- _Work instructions_: Return all lines from the entries below in which the word "label" is present.

- _Entries taken from a collection_:
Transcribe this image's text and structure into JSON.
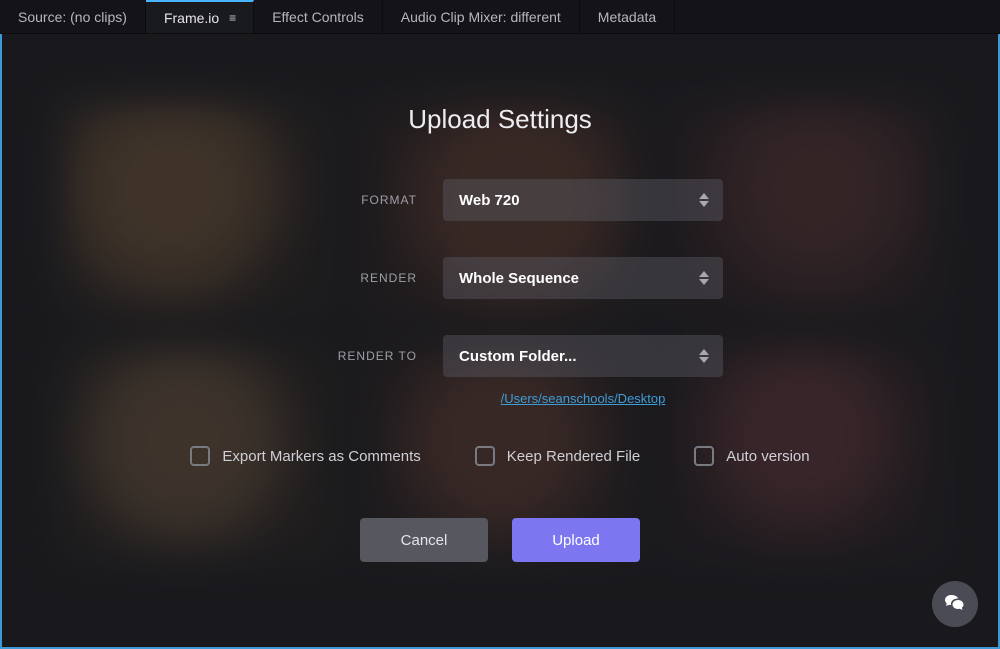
{
  "tabs": [
    {
      "label": "Source: (no clips)"
    },
    {
      "label": "Frame.io"
    },
    {
      "label": "Effect Controls"
    },
    {
      "label": "Audio Clip Mixer: different"
    },
    {
      "label": "Metadata"
    }
  ],
  "dialog": {
    "title": "Upload Settings",
    "fields": {
      "format": {
        "label": "FORMAT",
        "value": "Web 720"
      },
      "render": {
        "label": "RENDER",
        "value": "Whole Sequence"
      },
      "render_to": {
        "label": "RENDER TO",
        "value": "Custom Folder..."
      }
    },
    "path": "/Users/seanschools/Desktop",
    "checks": {
      "export_markers": "Export Markers as Comments",
      "keep_rendered": "Keep Rendered File",
      "auto_version": "Auto version"
    },
    "buttons": {
      "cancel": "Cancel",
      "upload": "Upload"
    }
  }
}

- _Reply_:
      "label": "Source: (no clips)"
      "label": "Frame.io"
      "label": "Effect Controls"
      "label": "Audio Clip Mixer: different"
      "label": "Metadata"
        "label": "FORMAT",
        "label": "RENDER",
        "label": "RENDER TO",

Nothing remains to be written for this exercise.